The issue I’m having is with the circles. The arcs that were below it are still valid for the top box. But the circles overlap the left edge of the top arc. It looks out of place and a bit of a visual distraction. My attempt to fix this was his comment is here make the arc’s center the exact same center of the top box, and then just have a bit of ‘arc shade’ behind it, but this does look odd and makes the top box larger. Here’s the issue. The back arc on the top left corner near the lower left corner has been taken over by the top layer’s circles that have moved up into the middle of the box. The issue lies with the circles intersecting the corner arc. At the back, it looks fine – the arc’s two sides actually meet behind the arc. But to the side, when you’re looking at it from the front, the circle intersects the corner of the arc as if it were some sort of continuation, but the arc is only one box wide. I’ve panned around for myself several times, and everyone else that viewed it thought the arc looks awkward or odd, so I’m stuck in the middle of this dilemma. Can somebody help me out? This was the best I could do: What I have tried to do is create a copy of the top arc, and place it below the arcs that overlap, so the bottom layer takes over theHow do you handle overlapping W.D.

Sacred Geometry

Gann Arcs and Circles? 2 responses Overlap isn’t anything I struggle with, actually. My best friend in the world, Erik Johansson, is the artist in our group that uses overlapping circles and arcs most. I find it very cool technique, top article it always amazes me to watch our work as a 3D rendering. I have the exact same question but rather with cylinders than circles. How to handle a bottom and a top. And how to handle intersecting such a shape as the intersection of a sphere and a 3d Read Full Report Thanks for paying attention. So.. My problem with overlapping circles/arcs is that their center points aren’t necessarily where the most dense points are. In addition, their center points aren’t necessarily where the most effective cross-section of straight from the source line is, which can prevent the most effective lighting. Consequently, I tend to make half circles instead of full circles, instead of full-arcs instead of full circles. I know artists who do both and others who simply don’t use the term “circle” or “arc.” My friend Erving – who is perhaps worst case in Circle Centric Art than me – makes a point of avoiding intermingling shapes and structures, as seen in the picture at upper left.

Forecasting Methods
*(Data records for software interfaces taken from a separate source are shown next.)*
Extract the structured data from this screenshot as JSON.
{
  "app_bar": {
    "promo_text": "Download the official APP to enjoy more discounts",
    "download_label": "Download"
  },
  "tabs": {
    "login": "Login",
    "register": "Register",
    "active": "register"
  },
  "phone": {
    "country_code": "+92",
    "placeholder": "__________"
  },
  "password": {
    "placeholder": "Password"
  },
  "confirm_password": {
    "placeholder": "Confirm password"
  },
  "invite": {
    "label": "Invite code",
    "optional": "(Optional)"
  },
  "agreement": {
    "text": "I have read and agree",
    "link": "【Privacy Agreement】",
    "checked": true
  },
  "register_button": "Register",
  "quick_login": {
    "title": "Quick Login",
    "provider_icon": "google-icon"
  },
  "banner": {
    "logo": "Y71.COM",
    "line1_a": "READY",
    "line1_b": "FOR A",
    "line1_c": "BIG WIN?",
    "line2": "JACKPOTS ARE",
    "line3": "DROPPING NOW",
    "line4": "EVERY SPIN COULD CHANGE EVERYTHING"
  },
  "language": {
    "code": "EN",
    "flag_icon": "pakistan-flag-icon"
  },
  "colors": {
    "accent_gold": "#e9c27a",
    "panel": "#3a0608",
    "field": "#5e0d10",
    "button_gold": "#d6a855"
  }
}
However, he makes more of a point of avoiding “clipping” and “jumps” in your artwork, as shown in the circle behind Erving, with a few examples of what a good circle can look like. The Torus/Arc intersection looks to me as the extreme circle intersection, where the line gets sliced into two circles at a big vertical angle, and it should produce harsh light to lighten the picture? By the way thanks for this topic, the only help I tried so far to resolve this issue was gluing together shapes but the work is pretty